Indeed. We could have people who have gone into those roles, often later in life, with a range of life experience, as opposed to people who have gone from elite school to elite university, then to chambers and into the courts, where they have done well, doing their public duty as judges. They may observe a bit of life, but that is very different from living it. [Interruption.] The Leader of the House seems a little distracted by his colleague. If he would care to listen to the debate rather than to the Whips, it would be rather courteous and it might even be valuable. The fact is that we ought to look at all appointments and not automatically go to so-called headhunters who just go to the people they know. We need to broaden this out. We need to ask the CBI and the Trades Union Congress. Interestingly enough, back in the day when we were looking at Members’ expenses, we came up with a much better scheme, ultimately, than the Independent Parliamentary Standards Authority. The House invited the CBI and the TUC to each nominate two people, who gave up their time to do it. They made an excellent contribution because they understood what they were talking about. We need to get away from elitism.
I will continue to raise these issues, because they make us not even semi-detached but detached from the public we serve. Ultimately, Members of Parliament are here to represent the public. We need to be accountable mainly to them, and stop imposing elite individuals and an elite culture.

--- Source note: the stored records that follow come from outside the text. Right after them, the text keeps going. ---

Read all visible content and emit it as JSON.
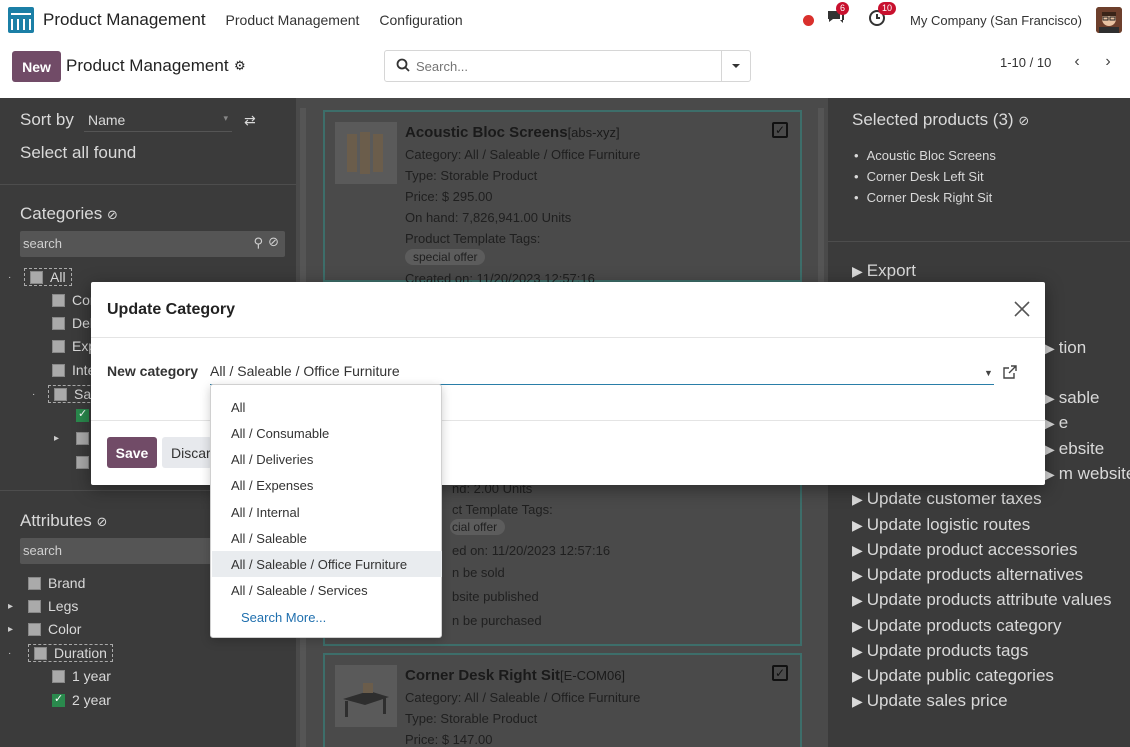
{
  "navbar": {
    "app_title": "Product Management",
    "menu": [
      "Product Management",
      "Configuration"
    ],
    "messages_badge": "6",
    "activity_badge": "10",
    "company": "My Company (San Francisco)"
  },
  "control": {
    "new_label": "New",
    "title": "Product Management",
    "search_placeholder": "Search...",
    "pager": "1-10 / 10"
  },
  "left": {
    "sort_label": "Sort by",
    "sort_value": "Name",
    "select_all": "Select all found",
    "categories_title": "Categories",
    "categories_search": "search",
    "tree": [
      {
        "label": "All",
        "checked": false
      },
      {
        "label": "Cor",
        "checked": false
      },
      {
        "label": "Del",
        "checked": false
      },
      {
        "label": "Exp",
        "checked": false
      },
      {
        "label": "Inte",
        "checked": false
      },
      {
        "label": "Sal",
        "checked": false
      }
    ],
    "attributes_title": "Attributes",
    "attributes_search": "search",
    "attributes": [
      "Brand",
      "Legs",
      "Color",
      "Duration"
    ],
    "duration_values": [
      "1 year",
      "2 year"
    ]
  },
  "cards": [
    {
      "name": "Acoustic Bloc Screens",
      "ref": "[abs-xyz]",
      "category": "Category: All / Saleable / Office Furniture",
      "type": "Type: Storable Product",
      "price": "Price: $ 295.00",
      "on_hand": "On hand: 7,826,941.00 Units",
      "tags_label": "Product Template Tags:",
      "tag": "special offer",
      "created": "Created on: 11/20/2023 12:57:16"
    },
    {
      "on_hand_frag": "nd: 2.00 Units",
      "tags_frag": "ct Template Tags:",
      "tag_frag": "cial offer",
      "created_frag": "ed on: 11/20/2023 12:57:16",
      "sold_frag": "n be sold",
      "published_frag": "bsite published",
      "purchased_frag": "n be purchased"
    },
    {
      "name": "Corner Desk Right Sit",
      "ref": "[E-COM06]",
      "category": "Category: All / Saleable / Office Furniture",
      "type": "Type: Storable Product",
      "price": "Price: $ 147.00"
    }
  ],
  "right": {
    "selected_title": "Selected products (3)",
    "selected": [
      "Acoustic Bloc Screens",
      "Corner Desk Left Sit",
      "Corner Desk Right Sit"
    ],
    "export": "Export",
    "partial_actions": [
      "tion",
      "sable",
      "e",
      "ebsite",
      "m website"
    ],
    "actions": [
      "Update customer taxes",
      "Update logistic routes",
      "Update product accessories",
      "Update products alternatives",
      "Update products attribute values",
      "Update products category",
      "Update products tags",
      "Update public categories",
      "Update sales price"
    ]
  },
  "modal": {
    "title": "Update Category",
    "field_label": "New category",
    "field_value": "All / Saleable / Office Furniture",
    "save": "Save",
    "discard": "Discard"
  },
  "dropdown": {
    "options": [
      "All",
      "All / Consumable",
      "All / Deliveries",
      "All / Expenses",
      "All / Internal",
      "All / Saleable",
      "All / Saleable / Office Furniture",
      "All / Saleable / Services"
    ],
    "selected": "All / Saleable / Office Furniture",
    "search_more": "Search More..."
  },
  "colors": {
    "brand": "#714b67",
    "link": "#1f6fae",
    "focus_underline": "#2a7ea8"
  }
}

May I begin by thanking the right hon. Member for Walsall South (Valerie Vaz) for her support and the support of the official Opposition? We have worked closely on this matter not just in the Chamber, but in the Commission. I also thank my hon. Friend the Member for Harwich and North Essex (Sir Bernard Jenkin) for his support and for his very interesting contribution, saying how he had not initially thought it was right to take it away from the Standards Committee, but that, working on the Committee and seeing how difficult it is to judge those with whom we work, he has come to the conclusion that it is the right thing to do. I think that that is a particularly helpful contribution to this afternoon’s debate.
I am also grateful to the hon. Member for Glasgow North (Patrick Grady). He wishes to give me powers that I do not have. I may be Lord President of the Council, but that does not mean I have the right of appointment to the Privy Council. I can tell him, however, that Sir Stephen Irwin is a member of the Privy Council as a Lord Justice of Appeal. They are normally sworn of the Privy Council.

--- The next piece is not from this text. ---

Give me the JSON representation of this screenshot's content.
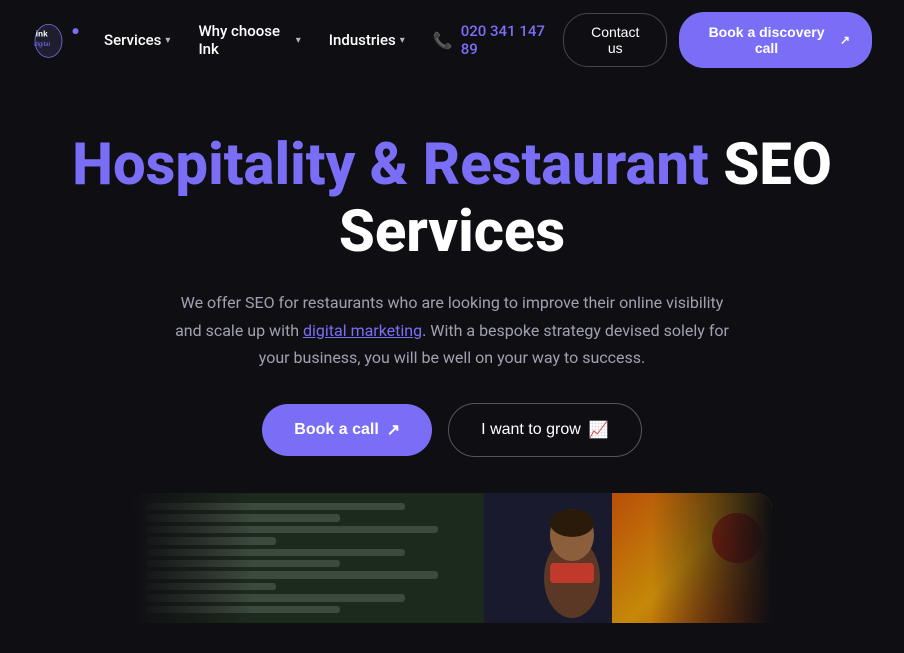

In response, briefly, to the right hon. Member for Warley (John Spellar), I want to answer the question on the advert and pensions. The advert from the recruitment agency did not mention pensions or the job being full time. As I understand it, the cover page of the Commons’ own advert did say that there was a pension, but that the people who applied would not have been misled in any way because they would have had the advert from the recruitment agency.

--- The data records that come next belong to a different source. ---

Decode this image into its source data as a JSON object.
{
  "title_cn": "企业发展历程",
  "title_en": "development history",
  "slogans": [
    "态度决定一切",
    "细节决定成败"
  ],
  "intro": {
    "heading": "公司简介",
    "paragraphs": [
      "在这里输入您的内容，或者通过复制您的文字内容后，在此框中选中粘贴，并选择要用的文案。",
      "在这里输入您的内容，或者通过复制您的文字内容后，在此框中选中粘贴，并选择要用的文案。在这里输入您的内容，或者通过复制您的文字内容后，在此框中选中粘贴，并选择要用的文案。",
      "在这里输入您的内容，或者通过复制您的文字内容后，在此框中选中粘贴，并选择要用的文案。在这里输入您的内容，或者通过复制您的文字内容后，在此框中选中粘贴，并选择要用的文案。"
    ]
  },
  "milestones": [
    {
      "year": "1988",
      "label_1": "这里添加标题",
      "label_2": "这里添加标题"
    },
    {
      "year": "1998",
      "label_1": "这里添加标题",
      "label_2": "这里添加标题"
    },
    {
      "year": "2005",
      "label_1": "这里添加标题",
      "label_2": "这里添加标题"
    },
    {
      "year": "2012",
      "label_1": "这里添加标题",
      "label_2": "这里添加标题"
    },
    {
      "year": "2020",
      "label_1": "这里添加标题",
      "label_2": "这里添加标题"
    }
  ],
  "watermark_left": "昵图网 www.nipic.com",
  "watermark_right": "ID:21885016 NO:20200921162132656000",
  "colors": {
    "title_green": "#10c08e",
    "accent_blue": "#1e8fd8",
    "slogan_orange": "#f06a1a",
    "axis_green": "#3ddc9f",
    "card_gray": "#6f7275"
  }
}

Indeed, it is perfectly reasonable and proper for the right hon. Gentleman to have done precisely that. I was merely explaining to him why the information he was raising was not the information that would have been given to people applying to the panel. It is very important that they did not apply to the panel on a false basis, thinking it was a full-time job with a nice pension when they are actually getting a per diem.
Finally, as to the independence of this brilliant and inspired panel that will do wonderful work, the right hon. Gentleman made it sound as if it was all a great chumocracy and then said that many of them were from Cambridge. Does he really think that, as an Oxford man, I would have put forward the names of people from Cambridge if they were not first class?
Question put and agreed to.